Maybe it’s for my own peace of mind, but I’ve also tried to use my experience with the head trauma patient as a reminder to myself that I still have a heart for the Kolkata people since the experience I had today where a homeless person yelled at me for not buying him and his daughter any food, made me think twice about this.
Every person in their own community is confronted with what I’d consider to be the “beggar's dilemma”...to help or not to help, and here in Kolkata, this dilemma seems to be on a much greater scale and it carries about 1,000 more tons of weight on your conscience. Does this child clinging to my shirt for a block have no mom or dad like she claims or is she just like the boy I encountered last week who initially approached me with a limp and tears in his eye only to leave shortly thereafter with a skip and a smile once he realized I wouldn’t give him anything. Did the guy asking me for money really need it for a train ticket to get back home like he said he did, or was he, like some of the beggars here, just looking for money to get the next fix. Should I stop and bandage the wound on this guy’s leg or will he, like others do, just take the dressing off once I leave, since the wound was self-inflicted and intended to tug at the pedestrian’s heart a little bit more as they walk by him. If I buy the lady holding her baby some food, will she in fact eat it, or like others, just sell the food back to the store once I walk around the corner. Should I help all, one, some, or none? Whose need is legit and whose need isn’t? Sadly, I’ve been quick to use the Sister’s advice of not helping the beggars as my conscience’s scapegoat, but when considering that I’m writing about this topic in my blog and questioning what side of the line I should be on with respect to the “beggar’s dilemma,” that should be enough to tell you how poor of a scapegoat the Sister’s advice has been for me.
On a more uplifting note, the Zag Ladies have advanced to the Elite 8 this year in basketball and are the highest seed in tournament history to advance this far.

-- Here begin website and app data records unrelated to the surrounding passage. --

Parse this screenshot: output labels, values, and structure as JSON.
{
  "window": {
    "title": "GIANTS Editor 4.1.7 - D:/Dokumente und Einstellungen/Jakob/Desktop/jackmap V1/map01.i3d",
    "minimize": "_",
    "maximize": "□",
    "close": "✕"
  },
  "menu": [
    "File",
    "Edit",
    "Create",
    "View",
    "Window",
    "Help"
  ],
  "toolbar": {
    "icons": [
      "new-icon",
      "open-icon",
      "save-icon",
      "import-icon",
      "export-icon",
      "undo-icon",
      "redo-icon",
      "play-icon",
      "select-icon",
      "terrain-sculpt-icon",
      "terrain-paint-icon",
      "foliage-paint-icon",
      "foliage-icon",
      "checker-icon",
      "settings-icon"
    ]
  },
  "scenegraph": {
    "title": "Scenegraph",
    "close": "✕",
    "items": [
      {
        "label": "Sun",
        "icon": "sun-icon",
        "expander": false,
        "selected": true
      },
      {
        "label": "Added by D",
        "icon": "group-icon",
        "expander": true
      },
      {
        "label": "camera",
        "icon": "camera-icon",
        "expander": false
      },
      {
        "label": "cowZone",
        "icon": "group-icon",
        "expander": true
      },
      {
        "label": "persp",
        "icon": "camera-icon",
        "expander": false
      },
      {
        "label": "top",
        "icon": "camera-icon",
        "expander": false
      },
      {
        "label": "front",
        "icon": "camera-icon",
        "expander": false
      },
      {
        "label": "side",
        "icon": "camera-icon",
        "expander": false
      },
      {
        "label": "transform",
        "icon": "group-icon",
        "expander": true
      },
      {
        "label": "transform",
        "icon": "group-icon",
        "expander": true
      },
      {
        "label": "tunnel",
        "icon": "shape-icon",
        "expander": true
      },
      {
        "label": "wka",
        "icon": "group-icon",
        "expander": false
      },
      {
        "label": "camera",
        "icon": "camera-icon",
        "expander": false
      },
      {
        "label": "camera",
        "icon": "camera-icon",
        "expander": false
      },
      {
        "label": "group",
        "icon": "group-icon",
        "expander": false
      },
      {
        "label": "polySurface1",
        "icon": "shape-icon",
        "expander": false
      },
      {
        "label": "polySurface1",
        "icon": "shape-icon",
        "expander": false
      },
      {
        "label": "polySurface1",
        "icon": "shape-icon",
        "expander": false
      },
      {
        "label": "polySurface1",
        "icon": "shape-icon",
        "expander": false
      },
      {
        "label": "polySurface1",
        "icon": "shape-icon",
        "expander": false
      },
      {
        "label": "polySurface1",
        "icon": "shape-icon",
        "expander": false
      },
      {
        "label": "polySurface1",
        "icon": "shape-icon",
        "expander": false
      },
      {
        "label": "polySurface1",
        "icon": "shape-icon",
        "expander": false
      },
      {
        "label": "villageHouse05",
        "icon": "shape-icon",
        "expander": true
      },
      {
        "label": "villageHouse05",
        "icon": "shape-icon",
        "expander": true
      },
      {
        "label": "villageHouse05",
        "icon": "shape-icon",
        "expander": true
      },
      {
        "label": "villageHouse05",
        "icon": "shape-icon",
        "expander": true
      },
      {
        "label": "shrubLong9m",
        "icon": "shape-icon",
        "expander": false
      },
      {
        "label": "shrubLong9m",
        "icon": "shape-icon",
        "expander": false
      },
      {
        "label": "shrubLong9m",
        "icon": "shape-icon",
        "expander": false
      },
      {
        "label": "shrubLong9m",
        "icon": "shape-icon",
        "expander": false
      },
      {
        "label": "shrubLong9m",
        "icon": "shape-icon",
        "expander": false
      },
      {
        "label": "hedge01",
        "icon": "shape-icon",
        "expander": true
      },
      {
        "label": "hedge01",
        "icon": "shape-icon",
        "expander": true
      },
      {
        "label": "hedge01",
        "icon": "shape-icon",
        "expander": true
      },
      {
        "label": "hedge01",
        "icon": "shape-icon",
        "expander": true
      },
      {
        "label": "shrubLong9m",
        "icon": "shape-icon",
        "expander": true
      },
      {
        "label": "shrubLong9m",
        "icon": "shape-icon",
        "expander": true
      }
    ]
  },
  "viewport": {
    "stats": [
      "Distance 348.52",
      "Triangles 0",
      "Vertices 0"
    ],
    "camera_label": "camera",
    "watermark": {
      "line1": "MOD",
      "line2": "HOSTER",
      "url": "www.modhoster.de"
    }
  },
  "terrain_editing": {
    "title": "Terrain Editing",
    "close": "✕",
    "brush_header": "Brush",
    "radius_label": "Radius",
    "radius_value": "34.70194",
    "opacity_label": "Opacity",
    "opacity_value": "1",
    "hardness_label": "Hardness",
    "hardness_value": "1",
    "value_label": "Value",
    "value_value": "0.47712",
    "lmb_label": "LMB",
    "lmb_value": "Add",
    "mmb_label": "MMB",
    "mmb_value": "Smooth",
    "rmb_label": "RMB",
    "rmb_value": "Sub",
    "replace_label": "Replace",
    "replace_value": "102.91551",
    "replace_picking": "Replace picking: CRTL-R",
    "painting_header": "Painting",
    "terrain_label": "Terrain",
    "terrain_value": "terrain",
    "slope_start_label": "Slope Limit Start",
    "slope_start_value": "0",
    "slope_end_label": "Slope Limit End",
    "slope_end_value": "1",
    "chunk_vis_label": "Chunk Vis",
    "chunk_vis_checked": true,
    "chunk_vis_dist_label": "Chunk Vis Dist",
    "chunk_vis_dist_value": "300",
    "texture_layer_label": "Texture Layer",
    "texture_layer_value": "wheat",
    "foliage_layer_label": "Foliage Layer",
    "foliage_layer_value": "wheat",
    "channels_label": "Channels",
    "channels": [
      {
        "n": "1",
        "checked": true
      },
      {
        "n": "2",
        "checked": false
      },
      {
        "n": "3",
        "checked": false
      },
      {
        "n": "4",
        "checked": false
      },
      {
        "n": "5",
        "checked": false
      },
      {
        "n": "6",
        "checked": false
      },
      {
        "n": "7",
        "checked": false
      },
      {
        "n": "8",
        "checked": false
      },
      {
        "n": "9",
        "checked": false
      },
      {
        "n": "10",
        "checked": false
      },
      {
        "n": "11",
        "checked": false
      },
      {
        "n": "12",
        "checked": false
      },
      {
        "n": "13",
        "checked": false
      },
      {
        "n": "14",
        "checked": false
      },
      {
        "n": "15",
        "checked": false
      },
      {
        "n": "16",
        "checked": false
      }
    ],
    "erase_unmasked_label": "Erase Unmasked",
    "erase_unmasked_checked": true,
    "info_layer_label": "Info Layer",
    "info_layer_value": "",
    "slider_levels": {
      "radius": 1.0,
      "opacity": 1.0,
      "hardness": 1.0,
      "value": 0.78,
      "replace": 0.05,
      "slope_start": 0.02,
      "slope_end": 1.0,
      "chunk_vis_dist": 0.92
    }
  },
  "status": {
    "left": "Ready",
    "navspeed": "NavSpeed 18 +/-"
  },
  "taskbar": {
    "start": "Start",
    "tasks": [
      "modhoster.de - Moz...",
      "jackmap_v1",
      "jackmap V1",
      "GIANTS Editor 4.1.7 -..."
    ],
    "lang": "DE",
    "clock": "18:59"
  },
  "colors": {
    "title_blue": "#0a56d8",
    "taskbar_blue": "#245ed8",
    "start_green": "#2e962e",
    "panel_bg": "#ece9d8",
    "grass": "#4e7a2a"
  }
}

Not only would a Final Four birth for the Lady Zags be a great achievement for the ladies themselves and the university, but I think an achievement like that can only benefit the mens team as well, since it will motivate them to step their game up and get their own Final Four banner raised next to the ladies.
Go Lady Zags!